- Dataset content:

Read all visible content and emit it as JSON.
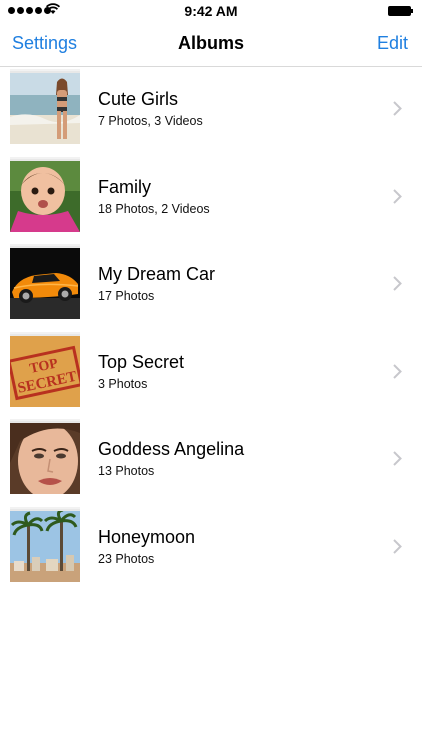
{
  "status_bar": {
    "time": "9:42 AM",
    "signal_dots": 5,
    "icons": [
      "signal-dots-icon",
      "wifi-icon",
      "battery-icon"
    ]
  },
  "nav": {
    "left_label": "Settings",
    "title": "Albums",
    "right_label": "Edit"
  },
  "colors": {
    "accent": "#1f7fe0",
    "divider": "#d9d9d9",
    "chevron": "#c7c7cc"
  },
  "albums": [
    {
      "title": "Cute Girls",
      "subtitle": "7 Photos, 3 Videos",
      "thumb": "beach-person-photo"
    },
    {
      "title": "Family",
      "subtitle": "18 Photos, 2 Videos",
      "thumb": "baby-photo"
    },
    {
      "title": "My Dream Car",
      "subtitle": "17 Photos",
      "thumb": "sports-car-photo"
    },
    {
      "title": "Top Secret",
      "subtitle": "3 Photos",
      "thumb": "top-secret-stamp-photo"
    },
    {
      "title": "Goddess Angelina",
      "subtitle": "13 Photos",
      "thumb": "face-closeup-photo"
    },
    {
      "title": "Honeymoon",
      "subtitle": "23 Photos",
      "thumb": "palm-trees-photo"
    }
  ],
  "thumb_stamp": {
    "line1": "TOP",
    "line2": "SECRET"
  }
}
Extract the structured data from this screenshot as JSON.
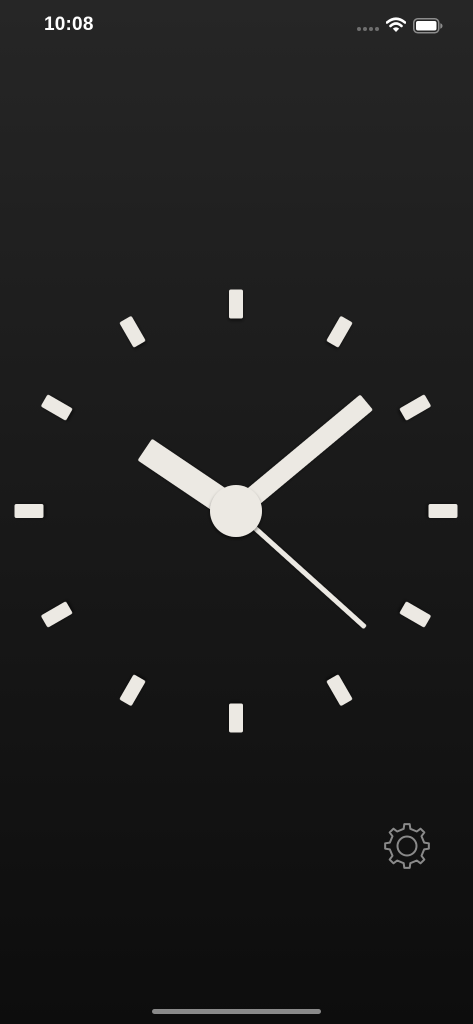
{
  "status_bar": {
    "time": "10:08",
    "icons": [
      "cellular-signal-icon",
      "wifi-icon",
      "battery-icon"
    ]
  },
  "clock": {
    "hours": 10,
    "minutes": 8,
    "seconds": 22,
    "tick_count": 12,
    "colors": {
      "hands": "#ece9e3",
      "ticks": "#ece9e3",
      "hub": "#ece9e3"
    }
  },
  "controls": {
    "settings_icon": "gear-icon"
  },
  "colors": {
    "background_top": "#262626",
    "background_bottom": "#0d0d0d",
    "status_text": "#ffffff",
    "home_indicator": "#8a8a8a"
  }
}
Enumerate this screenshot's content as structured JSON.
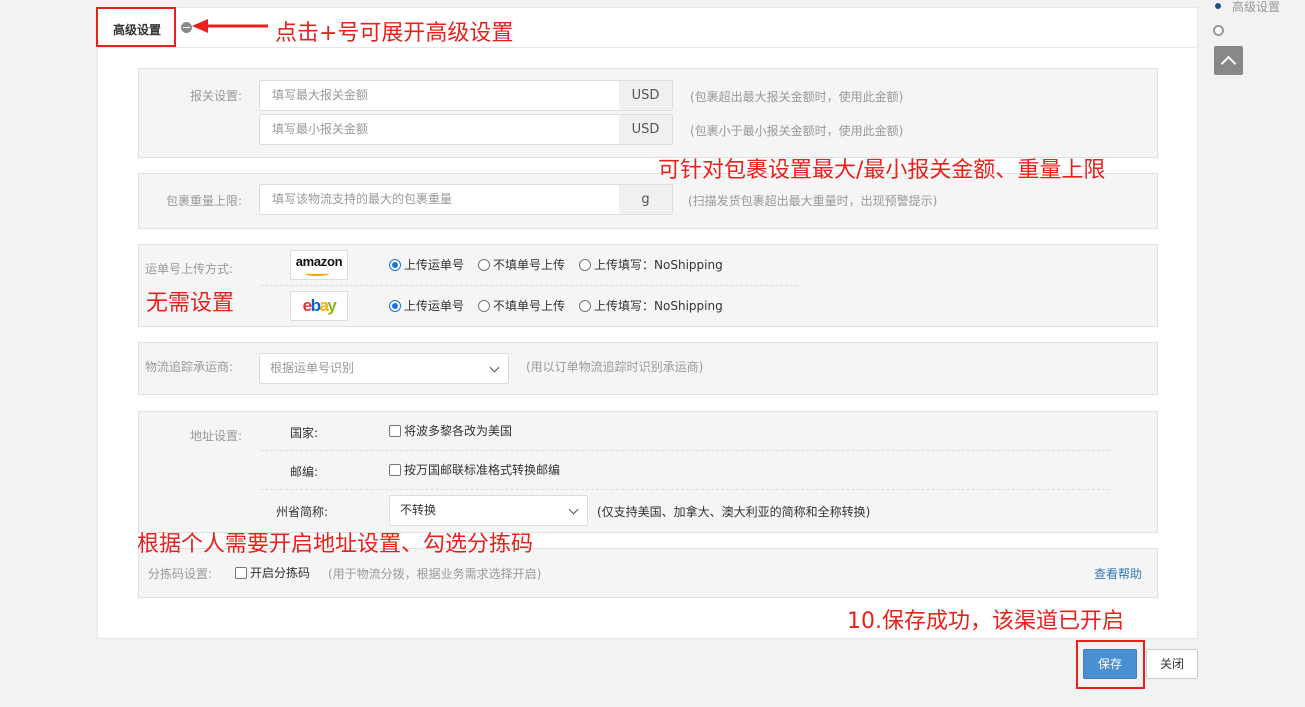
{
  "header": {
    "title": "高级设置",
    "toggle_icon": "minus-circle-icon"
  },
  "declare": {
    "label": "报关设置:",
    "max_placeholder": "填写最大报关金额",
    "min_placeholder": "填写最小报关金额",
    "currency": "USD",
    "max_hint": "(包裹超出最大报关金额时，使用此金额)",
    "min_hint": "(包裹小于最小报关金额时，使用此金额)"
  },
  "weight": {
    "label": "包裹重量上限:",
    "placeholder": "填写该物流支持的最大的包裹重量",
    "unit": "g",
    "hint": "(扫描发货包裹超出最大重量时，出现预警提示)"
  },
  "upload": {
    "label": "运单号上传方式:",
    "platforms": [
      {
        "logo": "amazon",
        "options": [
          "上传运单号",
          "不填单号上传",
          "上传填写：NoShipping"
        ],
        "selected": 0
      },
      {
        "logo": "ebay",
        "options": [
          "上传运单号",
          "不填单号上传",
          "上传填写：NoShipping"
        ],
        "selected": 0
      }
    ]
  },
  "carrier": {
    "label": "物流追踪承运商:",
    "value": "根据运单号识别",
    "hint": "(用以订单物流追踪时识别承运商)"
  },
  "address": {
    "label": "地址设置:",
    "country_label": "国家:",
    "country_option": "将波多黎各改为美国",
    "postcode_label": "邮编:",
    "postcode_option": "按万国邮联标准格式转换邮编",
    "state_label": "州省简称:",
    "state_value": "不转换",
    "state_hint": "(仅支持美国、加拿大、澳大利亚的简称和全称转换)"
  },
  "sorting": {
    "label": "分拣码设置:",
    "option": "开启分拣码",
    "hint": "(用于物流分拨，根据业务需求选择开启)",
    "help_link": "查看帮助"
  },
  "buttons": {
    "save": "保存",
    "close": "关闭"
  },
  "right_nav": {
    "item": "高级设置"
  },
  "annotations": {
    "a1": "点击+号可展开高级设置",
    "a2": "可针对包裹设置最大/最小报关金额、重量上限",
    "a3": "无需设置",
    "a4": "根据个人需要开启地址设置、勾选分拣码",
    "a5": "10.保存成功，该渠道已开启"
  },
  "colors": {
    "annotation": "#e8211d",
    "primary": "#4a8fd4",
    "link": "#337ab7"
  }
}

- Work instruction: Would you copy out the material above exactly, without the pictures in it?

- The completed task:
Read all visible content and emit it as JSON.
{
  "status_bar": {
    "time": "9:42 AM",
    "signal_dots": 5,
    "icons": [
      "signal-dots-icon",
      "wifi-icon",
      "battery-icon"
    ]
  },
  "nav": {
    "left_label": "Settings",
    "title": "Albums",
    "right_label": "Edit"
  },
  "colors": {
    "accent": "#1f7fe0",
    "divider": "#d9d9d9",
    "chevron": "#c7c7cc"
  },
  "albums": [
    {
      "title": "Cute Girls",
      "subtitle": "7 Photos, 3 Videos",
      "thumb": "beach-person-photo"
    },
    {
      "title": "Family",
      "subtitle": "18 Photos, 2 Videos",
      "thumb": "baby-photo"
    },
    {
      "title": "My Dream Car",
      "subtitle": "17 Photos",
      "thumb": "sports-car-photo"
    },
    {
      "title": "Top Secret",
      "subtitle": "3 Photos",
      "thumb": "top-secret-stamp-photo"
    },
    {
      "title": "Goddess Angelina",
      "subtitle": "13 Photos",
      "thumb": "face-closeup-photo"
    },
    {
      "title": "Honeymoon",
      "subtitle": "23 Photos",
      "thumb": "palm-trees-photo"
    }
  ],
  "thumb_stamp": {
    "line1": "TOP",
    "line2": "SECRET"
  }
}
Extract the structured data from this screenshot as JSON.
{
  "status_bar": {
    "time": "10:08",
    "icons": [
      "cellular-signal-icon",
      "wifi-icon",
      "battery-icon"
    ]
  },
  "clock": {
    "hours": 10,
    "minutes": 8,
    "seconds": 22,
    "tick_count": 12,
    "colors": {
      "hands": "#ece9e3",
      "ticks": "#ece9e3",
      "hub": "#ece9e3"
    }
  },
  "controls": {
    "settings_icon": "gear-icon"
  },
  "colors": {
    "background_top": "#262626",
    "background_bottom": "#0d0d0d",
    "status_text": "#ffffff",
    "home_indicator": "#8a8a8a"
  }
}
Enumerate this screenshot's content as structured JSON.
{
  "header": {
    "title": "高级设置",
    "toggle_icon": "minus-circle-icon"
  },
  "declare": {
    "label": "报关设置:",
    "max_placeholder": "填写最大报关金额",
    "min_placeholder": "填写最小报关金额",
    "currency": "USD",
    "max_hint": "(包裹超出最大报关金额时，使用此金额)",
    "min_hint": "(包裹小于最小报关金额时，使用此金额)"
  },
  "weight": {
    "label": "包裹重量上限:",
    "placeholder": "填写该物流支持的最大的包裹重量",
    "unit": "g",
    "hint": "(扫描发货包裹超出最大重量时，出现预警提示)"
  },
  "upload": {
    "label": "运单号上传方式:",
    "platforms": [
      {
        "logo": "amazon",
        "options": [
          "上传运单号",
          "不填单号上传",
          "上传填写：NoShipping"
        ],
        "selected": 0
      },
      {
        "logo": "ebay",
        "options": [
          "上传运单号",
          "不填单号上传",
          "上传填写：NoShipping"
        ],
        "selected": 0
      }
    ]
  },
  "carrier": {
    "label": "物流追踪承运商:",
    "value": "根据运单号识别",
    "hint": "(用以订单物流追踪时识别承运商)"
  },
  "address": {
    "label": "地址设置:",
    "country_label": "国家:",
    "country_option": "将波多黎各改为美国",
    "postcode_label": "邮编:",
    "postcode_option": "按万国邮联标准格式转换邮编",
    "state_label": "州省简称:",
    "state_value": "不转换",
    "state_hint": "(仅支持美国、加拿大、澳大利亚的简称和全称转换)"
  },
  "sorting": {
    "label": "分拣码设置:",
    "option": "开启分拣码",
    "hint": "(用于物流分拨，根据业务需求选择开启)",
    "help_link": "查看帮助"
  },
  "buttons": {
    "save": "保存",
    "close": "关闭"
  },
  "right_nav": {
    "item": "高级设置"
  },
  "annotations": {
    "a1": "点击+号可展开高级设置",
    "a2": "可针对包裹设置最大/最小报关金额、重量上限",
    "a3": "无需设置",
    "a4": "根据个人需要开启地址设置、勾选分拣码",
    "a5": "10.保存成功，该渠道已开启"
  },
  "colors": {
    "annotation": "#e8211d",
    "primary": "#4a8fd4",
    "link": "#337ab7"
  }
}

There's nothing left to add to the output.